General Stores

General stores were vital to economic and social life in rural Mississippi from the early 1800s through the early 1900s. Today, the long and narrow wooden buildings stir nostalgia in many people by evoking rural community. In their day, with their walls lined with various goods and their owners trying to keep up with the latest trends, these stores connected farming people to an intriguing range of tastes and experiences. In frontier areas, proud settlers often believed that general stores were signs of civilization and good taste.

Shopping corresponded to the social divisions in rural Mississippi. Men drank alcohol and lounged on the buildings’ front porches, making general stores primarily male institutions. Women sometimes felt uncomfortable and stayed away, especially on weekends. Postbellum general stores usually accepted African American customers’ money but often forced them to enter via the back door and refused to allow them to try on clothing before purchasing.
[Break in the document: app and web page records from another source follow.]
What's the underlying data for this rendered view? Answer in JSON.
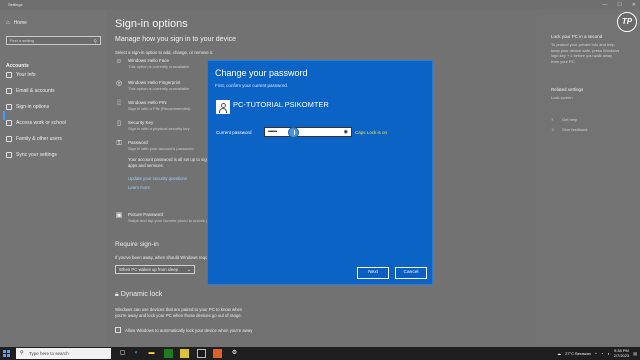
{
  "window": {
    "title": "Settings",
    "controls": [
      "—",
      "☐",
      "✕"
    ]
  },
  "sidebar": {
    "home": "Home",
    "search_placeholder": "Find a setting",
    "section": "Accounts",
    "items": [
      {
        "label": "Your info",
        "icon": "person-icon"
      },
      {
        "label": "Email & accounts",
        "icon": "mail-icon"
      },
      {
        "label": "Sign-in options",
        "icon": "key-icon",
        "active": true
      },
      {
        "label": "Access work or school",
        "icon": "briefcase-icon"
      },
      {
        "label": "Family & other users",
        "icon": "people-icon"
      },
      {
        "label": "Sync your settings",
        "icon": "sync-icon"
      }
    ]
  },
  "main": {
    "title": "Sign-in options",
    "subtitle": "Manage how you sign in to your device",
    "intro": "Select a sign-in option to add, change, or remove it.",
    "options": [
      {
        "title": "Windows Hello Face",
        "sub": "This option is currently unavailable",
        "icon": "face-icon"
      },
      {
        "title": "Windows Hello Fingerprint",
        "sub": "This option is currently unavailable",
        "icon": "fingerprint-icon"
      },
      {
        "title": "Windows Hello PIN",
        "sub": "Sign in with a PIN (Recommended)",
        "icon": "pin-icon"
      },
      {
        "title": "Security Key",
        "sub": "Sign in with a physical security key",
        "icon": "security-key-icon"
      },
      {
        "title": "Password",
        "sub": "Sign in with your account's password",
        "icon": "password-icon"
      }
    ],
    "password_note_1": "Your account password is all set up to sign in to Windows,",
    "password_note_2": "apps and services.",
    "update_link": "Update your security questions",
    "learn_more": "Learn more",
    "picture_password_title": "Picture Password",
    "picture_password_sub": "Swipe and tap your favorite photo to unlock your device",
    "require_signin_title": "Require sign-in",
    "require_signin_desc": "If you've been away, when should Windows require you to sign in again?",
    "require_signin_value": "When PC wakes up from sleep",
    "dynamic_lock_title": "Dynamic lock",
    "dynamic_lock_desc_1": "Windows can use devices that are paired to your PC to know when",
    "dynamic_lock_desc_2": "you're away and lock your PC when those devices go out of range.",
    "dynamic_lock_checkbox": "Allow Windows to automatically lock your device when you're away"
  },
  "right_panel": {
    "lock_title": "Lock your PC in a second",
    "lock_desc": [
      "To protect your private info and help",
      "keep your device safe, press Windows",
      "logo key + L before you walk away",
      "from your PC."
    ],
    "related_title": "Related settings",
    "lock_screen_link": "Lock screen",
    "help_link": "Get help",
    "feedback_link": "Give feedback"
  },
  "dialog": {
    "title": "Change your password",
    "subtitle": "First, confirm your current password.",
    "username": "PC-TUTORIAL PSIKOMTER",
    "password_label": "Current password",
    "password_value": "•••••••",
    "caps_lock": "Caps Lock is on",
    "next": "Next",
    "cancel": "Cancel"
  },
  "logo_text": "TP",
  "taskbar": {
    "search_placeholder": "Type here to search",
    "weather": "27°C  Berawan",
    "time": "9:38 PM",
    "date": "2/7/2023"
  },
  "colors": {
    "dialog_bg": "#0c63c6",
    "caps_warning": "#ffe04a",
    "accent": "#3ea0ff"
  }
}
The white men who did the majority of shopping concentrated on what they saw as necessities—tools, shoes, hats, flour, tobacco. About half of their purchases were cloth or sewing notions. Few bought luxury goods, although general store merchants consistently advertised that they had the latest items from urban centers. Mississippians who bought luxuries generally traveled to cities or had agents buy goods for them.

Most shoppers at general stores did business on credit. Store owners recorded purchases in a ledger, and customers planned to pay in the fall when the crops came in. A minority paid with produce. Farmers who worried about staying out of debt tended to keep their purchases to a minimum. Many traveled to general stores only once a month, enjoyed a day at or around the general store, and then loaded their wagons and returned home. Most general stores were independent businesses, some owned by Russian Jews or other immigrants who started out as traveling peddlers. Some general stores served the interests of powerful economic institutions by dealing only in scrip issued by plantations or timber companies.

Novelists and memoirists frequently mention general stores as important sites for crossroads social life. In Light in August William Faulkner’s Lena Grove has to summon all of her courage to brave the “man-eyes” that watch as she enters a general store to buy sardines. Faulkner’s Ab Snopes makes his first stop in Yoknapatawpha County at a general store in search of land to farm. In memoirs by Clifton Taulbert and Charles Evers and stories by Mildred Campbell, black children encounter ridicule and terror at white-owned general stores. Eudora Welty’s “The Little Store” emphasizes the magic she felt as a child when she first had the freedom to choose among small luxuries.

In the early twentieth century, department stores, chain stores, cash stores, and mail-order catalogs all offered a wider variety of goods and different types of shopping than did general stores. Department stores and the new grocery stores encouraged shoppers to walk around and choose goods for themselves rather than asking the storekeeper for one item at a time. Many general store buildings today have closed or sell secondhand items or antiques.

Further Reading

  • Thomas D. Clark, Pills, Petticoats, and Plows: The Southern Country Store (1944)
  • Ted Ownby, American Dreams in Mississippi: Consumers, Poverty, and Culture, 1830–1998 (1999)

Citation Information

The following information is provided for citations.

  • Article Title General Stores
  • Author
  • Website Name Mississippi Encyclopedia
  • URL
  • Access Date June 7, 2020
  • Publisher Center for Study of Southern Culture
  • Original Published Date
  • Date of Last Update April 14, 2018